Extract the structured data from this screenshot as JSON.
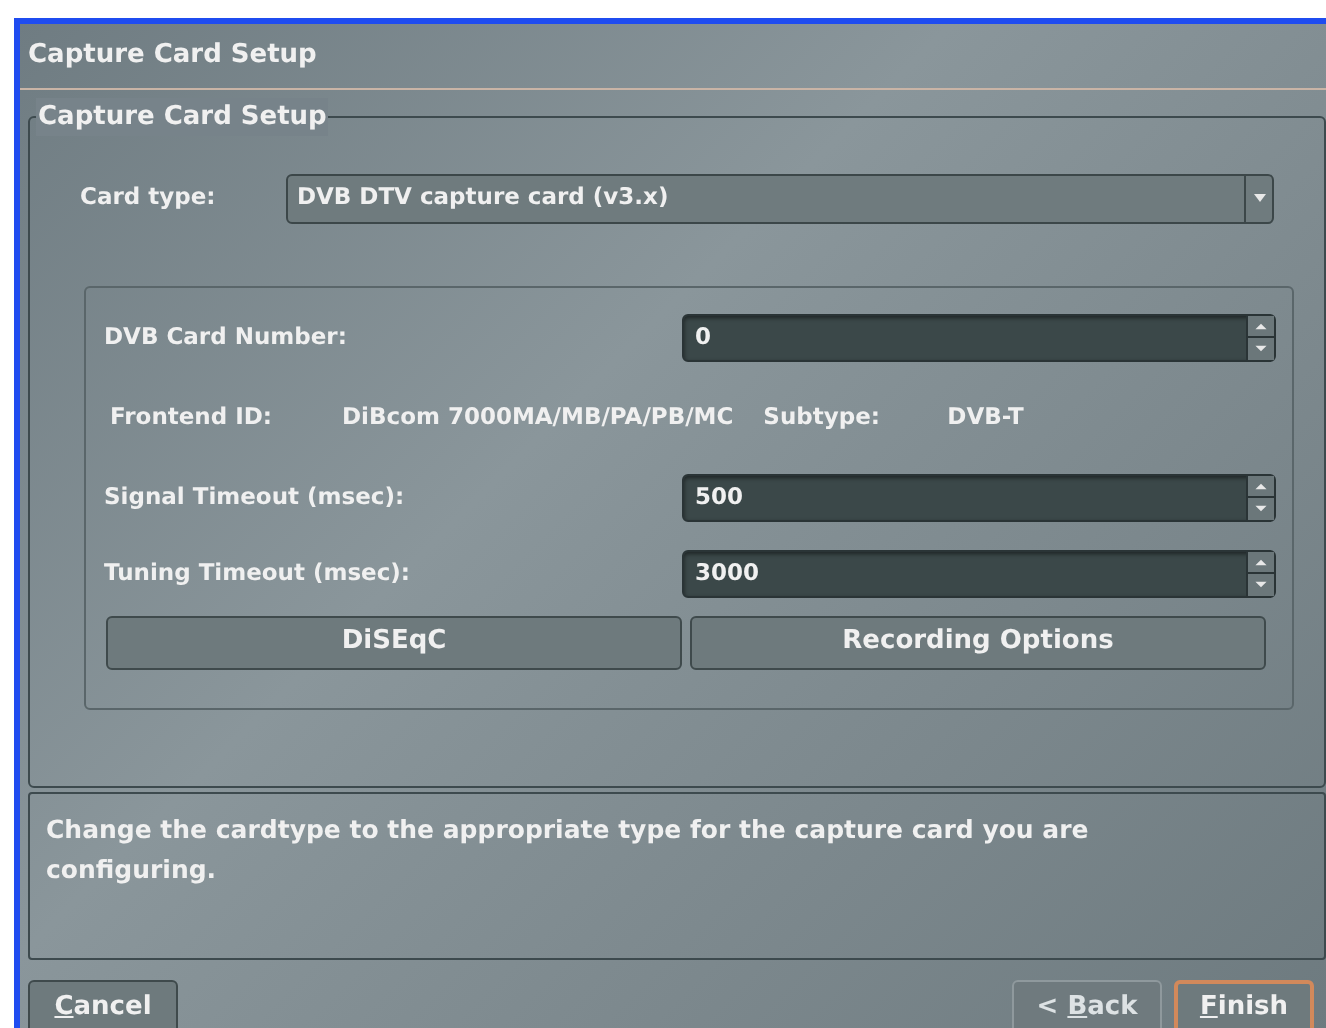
{
  "window": {
    "title": "Capture Card Setup"
  },
  "group": {
    "title": "Capture Card Setup"
  },
  "card_type": {
    "label": "Card type:",
    "value": "DVB DTV capture card (v3.x)"
  },
  "fields": [
    {
      "kind": "spin",
      "label": "DVB Card Number:",
      "value": "0"
    },
    {
      "kind": "info",
      "label": "Frontend ID:",
      "value": "DiBcom 7000MA/MB/PA/PB/MC",
      "sublabel": "Subtype:",
      "subvalue": "DVB-T"
    },
    {
      "kind": "spin",
      "label": "Signal Timeout (msec):",
      "value": "500"
    },
    {
      "kind": "spin",
      "label": "Tuning Timeout (msec):",
      "value": "3000"
    }
  ],
  "panel_buttons": [
    "DiSEqC",
    "Recording Options"
  ],
  "help_text": "Change the cardtype to the appropriate type for the capture card you are configuring.",
  "buttons": [
    {
      "mnemonic": "C",
      "label_rest": "ancel",
      "disabled": false,
      "default": false
    },
    {
      "label_start": "< ",
      "mnemonic": "B",
      "label_rest": "ack",
      "disabled": true,
      "default": false
    },
    {
      "mnemonic": "F",
      "label_rest": "inish",
      "disabled": false,
      "default": true
    }
  ]
}
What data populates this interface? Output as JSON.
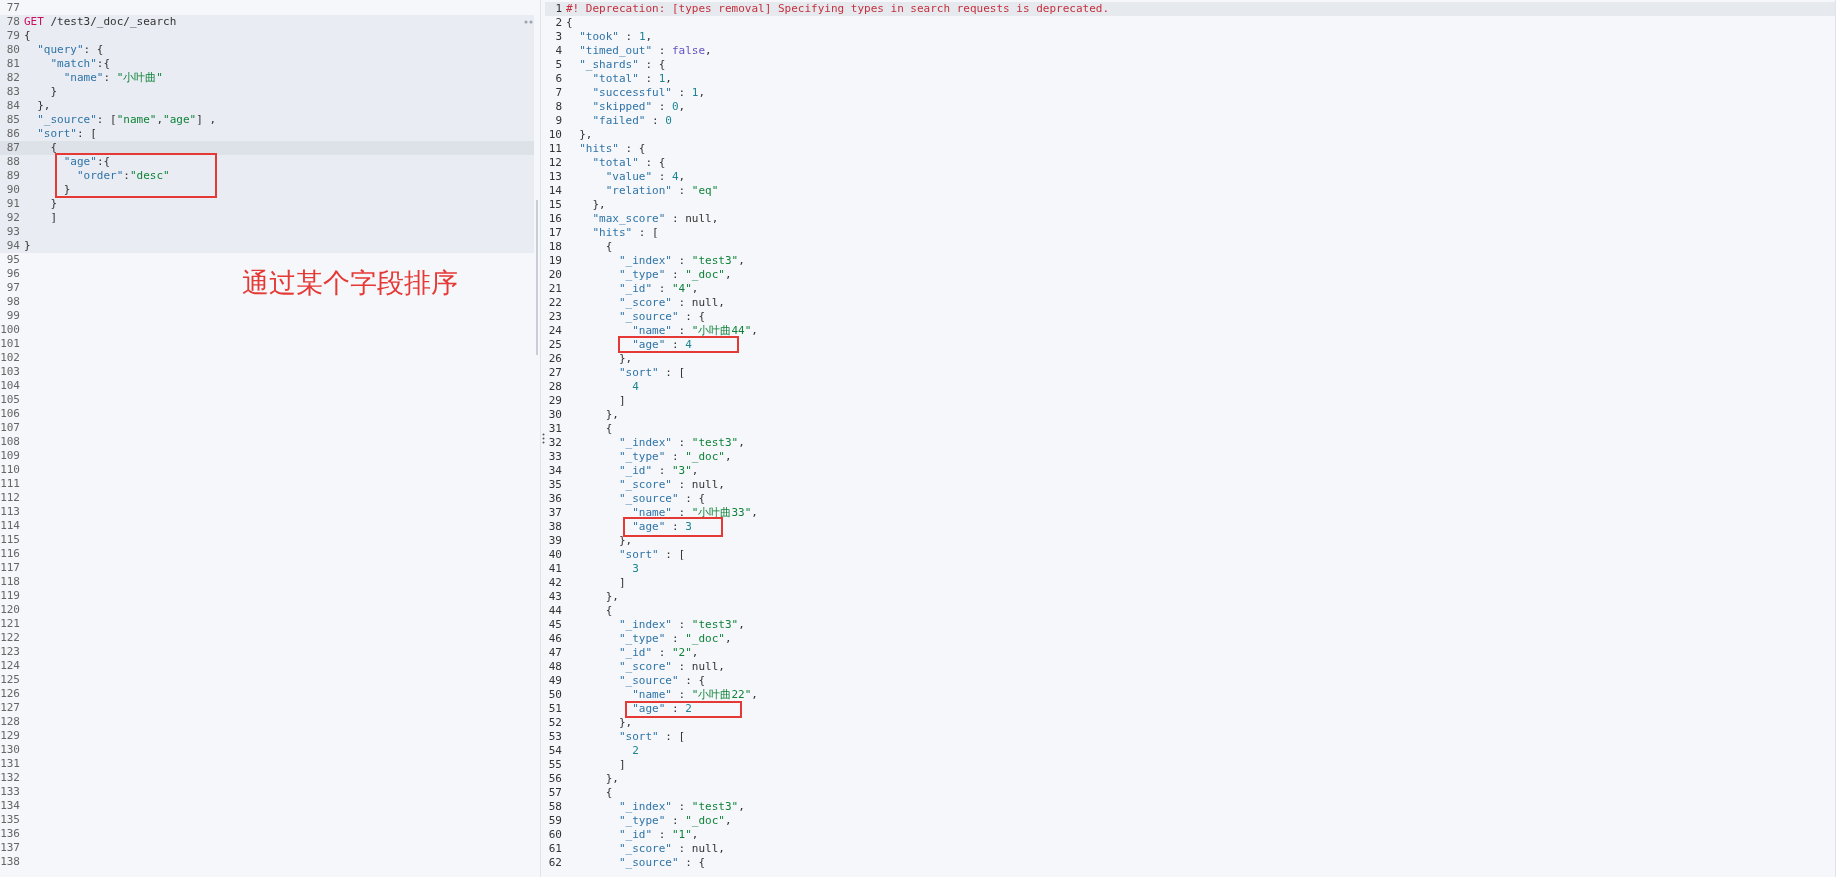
{
  "request_editor": {
    "lines_above": [
      {
        "n": "77"
      }
    ],
    "request": {
      "lines": [
        {
          "n": "78",
          "current": false,
          "code": [
            {
              "kind": "method",
              "text": "GET"
            },
            {
              "kind": "path",
              "text": " /test3/_doc/_search"
            }
          ]
        },
        {
          "n": "79",
          "current": false,
          "code": [
            {
              "kind": "punct",
              "text": "{"
            }
          ]
        },
        {
          "n": "80",
          "current": false,
          "code": [
            {
              "kind": "key",
              "text": "  \"query\""
            },
            {
              "kind": "punct",
              "text": ": {"
            }
          ]
        },
        {
          "n": "81",
          "current": false,
          "code": [
            {
              "kind": "key",
              "text": "    \"match\""
            },
            {
              "kind": "punct",
              "text": ":{"
            }
          ]
        },
        {
          "n": "82",
          "current": false,
          "code": [
            {
              "kind": "key",
              "text": "      \"name\""
            },
            {
              "kind": "punct",
              "text": ": "
            },
            {
              "kind": "str",
              "text": "\"小叶曲\""
            }
          ]
        },
        {
          "n": "83",
          "current": false,
          "code": [
            {
              "kind": "punct",
              "text": "    }"
            }
          ]
        },
        {
          "n": "84",
          "current": false,
          "code": [
            {
              "kind": "punct",
              "text": "  },"
            }
          ]
        },
        {
          "n": "85",
          "current": false,
          "code": [
            {
              "kind": "key",
              "text": "  \"_source\""
            },
            {
              "kind": "punct",
              "text": ": ["
            },
            {
              "kind": "str",
              "text": "\"name\""
            },
            {
              "kind": "punct",
              "text": ","
            },
            {
              "kind": "str",
              "text": "\"age\""
            },
            {
              "kind": "punct",
              "text": "] ,"
            }
          ]
        },
        {
          "n": "86",
          "current": false,
          "code": [
            {
              "kind": "key",
              "text": "  \"sort\""
            },
            {
              "kind": "punct",
              "text": ": ["
            }
          ]
        },
        {
          "n": "87",
          "current": true,
          "code": [
            {
              "kind": "punct",
              "text": "    {"
            }
          ]
        },
        {
          "n": "88",
          "current": false,
          "code": [
            {
              "kind": "key",
              "text": "      \"age\""
            },
            {
              "kind": "punct",
              "text": ":{"
            }
          ]
        },
        {
          "n": "89",
          "current": false,
          "code": [
            {
              "kind": "key",
              "text": "        \"order\""
            },
            {
              "kind": "punct",
              "text": ":"
            },
            {
              "kind": "str",
              "text": "\"desc\""
            }
          ]
        },
        {
          "n": "90",
          "current": false,
          "code": [
            {
              "kind": "punct",
              "text": "      }"
            }
          ]
        },
        {
          "n": "91",
          "current": false,
          "code": [
            {
              "kind": "punct",
              "text": "    }"
            }
          ]
        },
        {
          "n": "92",
          "current": false,
          "code": [
            {
              "kind": "punct",
              "text": "    ]"
            }
          ]
        },
        {
          "n": "93",
          "current": false
        },
        {
          "n": "94",
          "current": false,
          "code": [
            {
              "kind": "punct",
              "text": "}"
            }
          ]
        }
      ]
    },
    "lines_below": [
      {
        "n": "95"
      },
      {
        "n": "96"
      },
      {
        "n": "97"
      },
      {
        "n": "98"
      },
      {
        "n": "99"
      },
      {
        "n": "100"
      },
      {
        "n": "101"
      },
      {
        "n": "102"
      },
      {
        "n": "103"
      },
      {
        "n": "104"
      },
      {
        "n": "105"
      },
      {
        "n": "106"
      },
      {
        "n": "107"
      },
      {
        "n": "108"
      },
      {
        "n": "109"
      },
      {
        "n": "110"
      },
      {
        "n": "111"
      },
      {
        "n": "112"
      },
      {
        "n": "113"
      },
      {
        "n": "114"
      },
      {
        "n": "115"
      },
      {
        "n": "116"
      },
      {
        "n": "117"
      },
      {
        "n": "118"
      },
      {
        "n": "119"
      },
      {
        "n": "120"
      },
      {
        "n": "121"
      },
      {
        "n": "122"
      },
      {
        "n": "123"
      },
      {
        "n": "124"
      },
      {
        "n": "125"
      },
      {
        "n": "126"
      },
      {
        "n": "127"
      },
      {
        "n": "128"
      },
      {
        "n": "129"
      },
      {
        "n": "130"
      },
      {
        "n": "131"
      },
      {
        "n": "132"
      },
      {
        "n": "133"
      },
      {
        "n": "134"
      },
      {
        "n": "135"
      },
      {
        "n": "136"
      },
      {
        "n": "137"
      },
      {
        "n": "138"
      }
    ],
    "annotation": "通过某个字段排序"
  },
  "response_viewer": {
    "warning": {
      "n": "1",
      "text": "#! Deprecation: [types removal] Specifying types in search requests is deprecated."
    },
    "lines": [
      {
        "n": "2",
        "code": [
          {
            "kind": "punct",
            "text": "{"
          }
        ]
      },
      {
        "n": "3",
        "code": [
          {
            "kind": "key",
            "text": "  \"took\""
          },
          {
            "kind": "punct",
            "text": " : "
          },
          {
            "kind": "num",
            "text": "1"
          },
          {
            "kind": "punct",
            "text": ","
          }
        ]
      },
      {
        "n": "4",
        "code": [
          {
            "kind": "key",
            "text": "  \"timed_out\""
          },
          {
            "kind": "punct",
            "text": " : "
          },
          {
            "kind": "bool",
            "text": "false"
          },
          {
            "kind": "punct",
            "text": ","
          }
        ]
      },
      {
        "n": "5",
        "code": [
          {
            "kind": "key",
            "text": "  \"_shards\""
          },
          {
            "kind": "punct",
            "text": " : {"
          }
        ]
      },
      {
        "n": "6",
        "code": [
          {
            "kind": "key",
            "text": "    \"total\""
          },
          {
            "kind": "punct",
            "text": " : "
          },
          {
            "kind": "num",
            "text": "1"
          },
          {
            "kind": "punct",
            "text": ","
          }
        ]
      },
      {
        "n": "7",
        "code": [
          {
            "kind": "key",
            "text": "    \"successful\""
          },
          {
            "kind": "punct",
            "text": " : "
          },
          {
            "kind": "num",
            "text": "1"
          },
          {
            "kind": "punct",
            "text": ","
          }
        ]
      },
      {
        "n": "8",
        "code": [
          {
            "kind": "key",
            "text": "    \"skipped\""
          },
          {
            "kind": "punct",
            "text": " : "
          },
          {
            "kind": "num",
            "text": "0"
          },
          {
            "kind": "punct",
            "text": ","
          }
        ]
      },
      {
        "n": "9",
        "code": [
          {
            "kind": "key",
            "text": "    \"failed\""
          },
          {
            "kind": "punct",
            "text": " : "
          },
          {
            "kind": "num",
            "text": "0"
          }
        ]
      },
      {
        "n": "10",
        "code": [
          {
            "kind": "punct",
            "text": "  },"
          }
        ]
      },
      {
        "n": "11",
        "code": [
          {
            "kind": "key",
            "text": "  \"hits\""
          },
          {
            "kind": "punct",
            "text": " : {"
          }
        ]
      },
      {
        "n": "12",
        "code": [
          {
            "kind": "key",
            "text": "    \"total\""
          },
          {
            "kind": "punct",
            "text": " : {"
          }
        ]
      },
      {
        "n": "13",
        "code": [
          {
            "kind": "key",
            "text": "      \"value\""
          },
          {
            "kind": "punct",
            "text": " : "
          },
          {
            "kind": "num",
            "text": "4"
          },
          {
            "kind": "punct",
            "text": ","
          }
        ]
      },
      {
        "n": "14",
        "code": [
          {
            "kind": "key",
            "text": "      \"relation\""
          },
          {
            "kind": "punct",
            "text": " : "
          },
          {
            "kind": "str",
            "text": "\"eq\""
          }
        ]
      },
      {
        "n": "15",
        "code": [
          {
            "kind": "punct",
            "text": "    },"
          }
        ]
      },
      {
        "n": "16",
        "code": [
          {
            "kind": "key",
            "text": "    \"max_score\""
          },
          {
            "kind": "punct",
            "text": " : null,"
          }
        ]
      },
      {
        "n": "17",
        "code": [
          {
            "kind": "key",
            "text": "    \"hits\""
          },
          {
            "kind": "punct",
            "text": " : ["
          }
        ]
      },
      {
        "n": "18",
        "code": [
          {
            "kind": "punct",
            "text": "      {"
          }
        ]
      },
      {
        "n": "19",
        "code": [
          {
            "kind": "key",
            "text": "        \"_index\""
          },
          {
            "kind": "punct",
            "text": " : "
          },
          {
            "kind": "str",
            "text": "\"test3\""
          },
          {
            "kind": "punct",
            "text": ","
          }
        ]
      },
      {
        "n": "20",
        "code": [
          {
            "kind": "key",
            "text": "        \"_type\""
          },
          {
            "kind": "punct",
            "text": " : "
          },
          {
            "kind": "str",
            "text": "\"_doc\""
          },
          {
            "kind": "punct",
            "text": ","
          }
        ]
      },
      {
        "n": "21",
        "code": [
          {
            "kind": "key",
            "text": "        \"_id\""
          },
          {
            "kind": "punct",
            "text": " : "
          },
          {
            "kind": "str",
            "text": "\"4\""
          },
          {
            "kind": "punct",
            "text": ","
          }
        ]
      },
      {
        "n": "22",
        "code": [
          {
            "kind": "key",
            "text": "        \"_score\""
          },
          {
            "kind": "punct",
            "text": " : null,"
          }
        ]
      },
      {
        "n": "23",
        "code": [
          {
            "kind": "key",
            "text": "        \"_source\""
          },
          {
            "kind": "punct",
            "text": " : {"
          }
        ]
      },
      {
        "n": "24",
        "code": [
          {
            "kind": "key",
            "text": "          \"name\""
          },
          {
            "kind": "punct",
            "text": " : "
          },
          {
            "kind": "str",
            "text": "\"小叶曲44\""
          },
          {
            "kind": "punct",
            "text": ","
          }
        ]
      },
      {
        "n": "25",
        "code": [
          {
            "kind": "key",
            "text": "          \"age\""
          },
          {
            "kind": "punct",
            "text": " : "
          },
          {
            "kind": "num",
            "text": "4"
          }
        ]
      },
      {
        "n": "26",
        "code": [
          {
            "kind": "punct",
            "text": "        },"
          }
        ]
      },
      {
        "n": "27",
        "code": [
          {
            "kind": "key",
            "text": "        \"sort\""
          },
          {
            "kind": "punct",
            "text": " : ["
          }
        ]
      },
      {
        "n": "28",
        "code": [
          {
            "kind": "num",
            "text": "          4"
          }
        ]
      },
      {
        "n": "29",
        "code": [
          {
            "kind": "punct",
            "text": "        ]"
          }
        ]
      },
      {
        "n": "30",
        "code": [
          {
            "kind": "punct",
            "text": "      },"
          }
        ]
      },
      {
        "n": "31",
        "code": [
          {
            "kind": "punct",
            "text": "      {"
          }
        ]
      },
      {
        "n": "32",
        "code": [
          {
            "kind": "key",
            "text": "        \"_index\""
          },
          {
            "kind": "punct",
            "text": " : "
          },
          {
            "kind": "str",
            "text": "\"test3\""
          },
          {
            "kind": "punct",
            "text": ","
          }
        ]
      },
      {
        "n": "33",
        "code": [
          {
            "kind": "key",
            "text": "        \"_type\""
          },
          {
            "kind": "punct",
            "text": " : "
          },
          {
            "kind": "str",
            "text": "\"_doc\""
          },
          {
            "kind": "punct",
            "text": ","
          }
        ]
      },
      {
        "n": "34",
        "code": [
          {
            "kind": "key",
            "text": "        \"_id\""
          },
          {
            "kind": "punct",
            "text": " : "
          },
          {
            "kind": "str",
            "text": "\"3\""
          },
          {
            "kind": "punct",
            "text": ","
          }
        ]
      },
      {
        "n": "35",
        "code": [
          {
            "kind": "key",
            "text": "        \"_score\""
          },
          {
            "kind": "punct",
            "text": " : null,"
          }
        ]
      },
      {
        "n": "36",
        "code": [
          {
            "kind": "key",
            "text": "        \"_source\""
          },
          {
            "kind": "punct",
            "text": " : {"
          }
        ]
      },
      {
        "n": "37",
        "code": [
          {
            "kind": "key",
            "text": "          \"name\""
          },
          {
            "kind": "punct",
            "text": " : "
          },
          {
            "kind": "str",
            "text": "\"小叶曲33\""
          },
          {
            "kind": "punct",
            "text": ","
          }
        ]
      },
      {
        "n": "38",
        "code": [
          {
            "kind": "key",
            "text": "          \"age\""
          },
          {
            "kind": "punct",
            "text": " : "
          },
          {
            "kind": "num",
            "text": "3"
          }
        ]
      },
      {
        "n": "39",
        "code": [
          {
            "kind": "punct",
            "text": "        },"
          }
        ]
      },
      {
        "n": "40",
        "code": [
          {
            "kind": "key",
            "text": "        \"sort\""
          },
          {
            "kind": "punct",
            "text": " : ["
          }
        ]
      },
      {
        "n": "41",
        "code": [
          {
            "kind": "num",
            "text": "          3"
          }
        ]
      },
      {
        "n": "42",
        "code": [
          {
            "kind": "punct",
            "text": "        ]"
          }
        ]
      },
      {
        "n": "43",
        "code": [
          {
            "kind": "punct",
            "text": "      },"
          }
        ]
      },
      {
        "n": "44",
        "code": [
          {
            "kind": "punct",
            "text": "      {"
          }
        ]
      },
      {
        "n": "45",
        "code": [
          {
            "kind": "key",
            "text": "        \"_index\""
          },
          {
            "kind": "punct",
            "text": " : "
          },
          {
            "kind": "str",
            "text": "\"test3\""
          },
          {
            "kind": "punct",
            "text": ","
          }
        ]
      },
      {
        "n": "46",
        "code": [
          {
            "kind": "key",
            "text": "        \"_type\""
          },
          {
            "kind": "punct",
            "text": " : "
          },
          {
            "kind": "str",
            "text": "\"_doc\""
          },
          {
            "kind": "punct",
            "text": ","
          }
        ]
      },
      {
        "n": "47",
        "code": [
          {
            "kind": "key",
            "text": "        \"_id\""
          },
          {
            "kind": "punct",
            "text": " : "
          },
          {
            "kind": "str",
            "text": "\"2\""
          },
          {
            "kind": "punct",
            "text": ","
          }
        ]
      },
      {
        "n": "48",
        "code": [
          {
            "kind": "key",
            "text": "        \"_score\""
          },
          {
            "kind": "punct",
            "text": " : null,"
          }
        ]
      },
      {
        "n": "49",
        "code": [
          {
            "kind": "key",
            "text": "        \"_source\""
          },
          {
            "kind": "punct",
            "text": " : {"
          }
        ]
      },
      {
        "n": "50",
        "code": [
          {
            "kind": "key",
            "text": "          \"name\""
          },
          {
            "kind": "punct",
            "text": " : "
          },
          {
            "kind": "str",
            "text": "\"小叶曲22\""
          },
          {
            "kind": "punct",
            "text": ","
          }
        ]
      },
      {
        "n": "51",
        "code": [
          {
            "kind": "key",
            "text": "          \"age\""
          },
          {
            "kind": "punct",
            "text": " : "
          },
          {
            "kind": "num",
            "text": "2"
          }
        ]
      },
      {
        "n": "52",
        "code": [
          {
            "kind": "punct",
            "text": "        },"
          }
        ]
      },
      {
        "n": "53",
        "code": [
          {
            "kind": "key",
            "text": "        \"sort\""
          },
          {
            "kind": "punct",
            "text": " : ["
          }
        ]
      },
      {
        "n": "54",
        "code": [
          {
            "kind": "num",
            "text": "          2"
          }
        ]
      },
      {
        "n": "55",
        "code": [
          {
            "kind": "punct",
            "text": "        ]"
          }
        ]
      },
      {
        "n": "56",
        "code": [
          {
            "kind": "punct",
            "text": "      },"
          }
        ]
      },
      {
        "n": "57",
        "code": [
          {
            "kind": "punct",
            "text": "      {"
          }
        ]
      },
      {
        "n": "58",
        "code": [
          {
            "kind": "key",
            "text": "        \"_index\""
          },
          {
            "kind": "punct",
            "text": " : "
          },
          {
            "kind": "str",
            "text": "\"test3\""
          },
          {
            "kind": "punct",
            "text": ","
          }
        ]
      },
      {
        "n": "59",
        "code": [
          {
            "kind": "key",
            "text": "        \"_type\""
          },
          {
            "kind": "punct",
            "text": " : "
          },
          {
            "kind": "str",
            "text": "\"_doc\""
          },
          {
            "kind": "punct",
            "text": ","
          }
        ]
      },
      {
        "n": "60",
        "code": [
          {
            "kind": "key",
            "text": "        \"_id\""
          },
          {
            "kind": "punct",
            "text": " : "
          },
          {
            "kind": "str",
            "text": "\"1\""
          },
          {
            "kind": "punct",
            "text": ","
          }
        ]
      },
      {
        "n": "61",
        "code": [
          {
            "kind": "key",
            "text": "        \"_score\""
          },
          {
            "kind": "punct",
            "text": " : null,"
          }
        ]
      },
      {
        "n": "62",
        "code": [
          {
            "kind": "key",
            "text": "        \"_source\""
          },
          {
            "kind": "punct",
            "text": " : {"
          }
        ]
      }
    ]
  }
}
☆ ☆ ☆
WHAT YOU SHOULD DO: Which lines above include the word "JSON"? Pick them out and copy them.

WRITTEN RESPONSE:
Extract the structured data from this screenshot as JSON.
What data populates this interface? Output as JSON.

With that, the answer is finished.